Words such as “tuberculosis,” “meth lab,” “illegal immigrant,” “radioactive,” “Hezbollah,” “southwest,” and “China” and 359 more are among the buzz words that the Department of Homeland Security actively monitors in email, according to a document made public a few years ago thanks to the Freedom of Information Act. That’s not the entirety of the list—the act doesn’t mandate a release of everything—but sending an email that reads “tuberculosis meth lab illegal immigrant radioactive Hezbollah southwest China” will likely get you flagged.
That also goes for online communication in the form of traditional Japanese poetry, such as those composed by the N.S.A. Haiku Generator, a web app that takes those keywords an randomly arranges them into haiku form. Of the poems it generated for me, my favorite is this one: Smuggling Ice Consul/ Lynch Red Cell mega Sleet Strain/ Secret Service BOSS. Not exactly Ezra Pound, but not too shabby either, for a robot.
The haiku generator was written by Gray Earle, a street artist and activist whose work sits at the fulcrum of technology and politics. “Even though this project is funny (lol), our own gov’t spying on all of us is not. There are things you can do. Yes, you!” he says on the info page of his website, a maniacal animated gif of his head tilting to and fro.

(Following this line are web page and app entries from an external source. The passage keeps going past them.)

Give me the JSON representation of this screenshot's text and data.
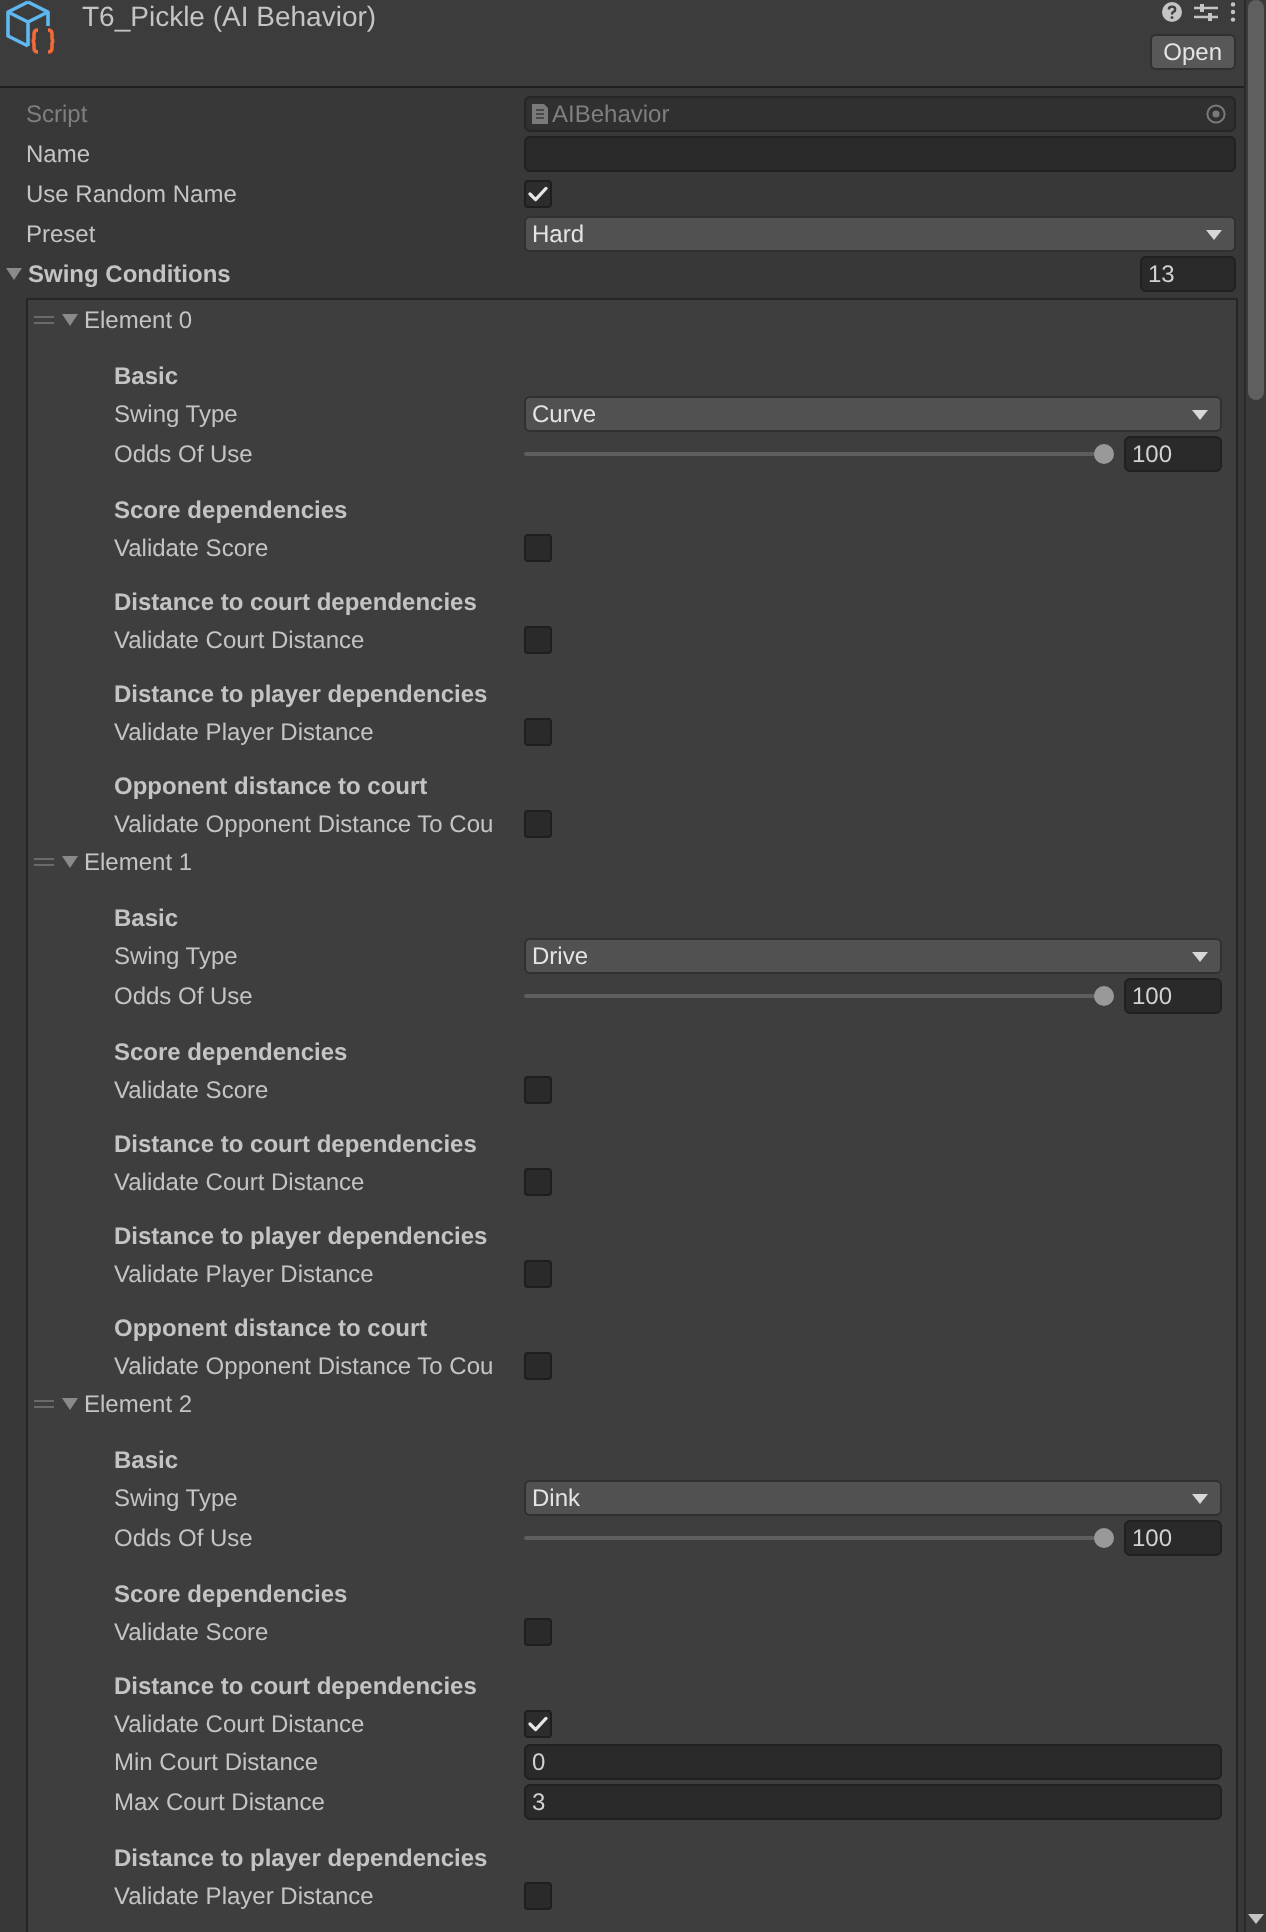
{
  "header": {
    "title": "T6_Pickle (AI Behavior)",
    "open_button": "Open"
  },
  "fields": [
    {
      "kind": "object",
      "label": "Script",
      "value": "AIBehavior",
      "disabled": true
    },
    {
      "kind": "text",
      "label": "Name",
      "disabled": false
    },
    {
      "kind": "checkbox",
      "label": "Use Random Name",
      "checked": true,
      "disabled": false
    },
    {
      "kind": "dropdown",
      "label": "Preset",
      "value": "Hard",
      "disabled": false
    }
  ],
  "swing_conditions": {
    "label": "Swing Conditions",
    "expanded": true,
    "count": "13",
    "elements": [
      {
        "label": "Element 0",
        "expanded": true,
        "sections": [
          {
            "title": "Basic",
            "rows": [
              {
                "kind": "dropdown",
                "label": "Swing Type",
                "value": "Curve"
              },
              {
                "kind": "slider",
                "label": "Odds Of Use",
                "level": 1,
                "value": "100"
              }
            ]
          },
          {
            "title": "Score dependencies",
            "rows": [
              {
                "kind": "checkbox",
                "label": "Validate Score",
                "checked": false
              }
            ]
          },
          {
            "title": "Distance to court dependencies",
            "rows": [
              {
                "kind": "checkbox",
                "label": "Validate Court Distance",
                "checked": false
              }
            ]
          },
          {
            "title": "Distance to player dependencies",
            "rows": [
              {
                "kind": "checkbox",
                "label": "Validate Player Distance",
                "checked": false
              }
            ]
          },
          {
            "title": "Opponent distance to court",
            "rows": [
              {
                "kind": "checkbox",
                "label": "Validate Opponent Distance To Cou",
                "checked": false
              }
            ]
          }
        ]
      },
      {
        "label": "Element 1",
        "expanded": true,
        "sections": [
          {
            "title": "Basic",
            "rows": [
              {
                "kind": "dropdown",
                "label": "Swing Type",
                "value": "Drive"
              },
              {
                "kind": "slider",
                "label": "Odds Of Use",
                "level": 1,
                "value": "100"
              }
            ]
          },
          {
            "title": "Score dependencies",
            "rows": [
              {
                "kind": "checkbox",
                "label": "Validate Score",
                "checked": false
              }
            ]
          },
          {
            "title": "Distance to court dependencies",
            "rows": [
              {
                "kind": "checkbox",
                "label": "Validate Court Distance",
                "checked": false
              }
            ]
          },
          {
            "title": "Distance to player dependencies",
            "rows": [
              {
                "kind": "checkbox",
                "label": "Validate Player Distance",
                "checked": false
              }
            ]
          },
          {
            "title": "Opponent distance to court",
            "rows": [
              {
                "kind": "checkbox",
                "label": "Validate Opponent Distance To Cou",
                "checked": false
              }
            ]
          }
        ]
      },
      {
        "label": "Element 2",
        "expanded": true,
        "sections": [
          {
            "title": "Basic",
            "rows": [
              {
                "kind": "dropdown",
                "label": "Swing Type",
                "value": "Dink"
              },
              {
                "kind": "slider",
                "label": "Odds Of Use",
                "level": 1,
                "value": "100"
              }
            ]
          },
          {
            "title": "Score dependencies",
            "rows": [
              {
                "kind": "checkbox",
                "label": "Validate Score",
                "checked": false
              }
            ]
          },
          {
            "title": "Distance to court dependencies",
            "rows": [
              {
                "kind": "checkbox",
                "label": "Validate Court Distance",
                "checked": true
              },
              {
                "kind": "number",
                "label": "Min Court Distance",
                "value": "0"
              },
              {
                "kind": "number",
                "label": "Max Court Distance",
                "value": "3"
              }
            ]
          },
          {
            "title": "Distance to player dependencies",
            "rows": [
              {
                "kind": "checkbox",
                "label": "Validate Player Distance",
                "checked": false
              }
            ]
          }
        ]
      }
    ]
  }
}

These chaotic poems may lack cadence, strong visual imagery, and contain nothing of the zen-like meaning of the form they imitate, but the point is to remind us of the often senseless methods employed by government security agencies when it comes to spying. (For more on that, see William Vollman’s article Life as a Terrorist, in Harper’s, where he gives an startling account of being continually harassed by the F.B.I., who mistook him for the Unibomber.) Again, not the best poetry, but as far as making its point, the N.S.A. Haiku Generator succeeds in spades.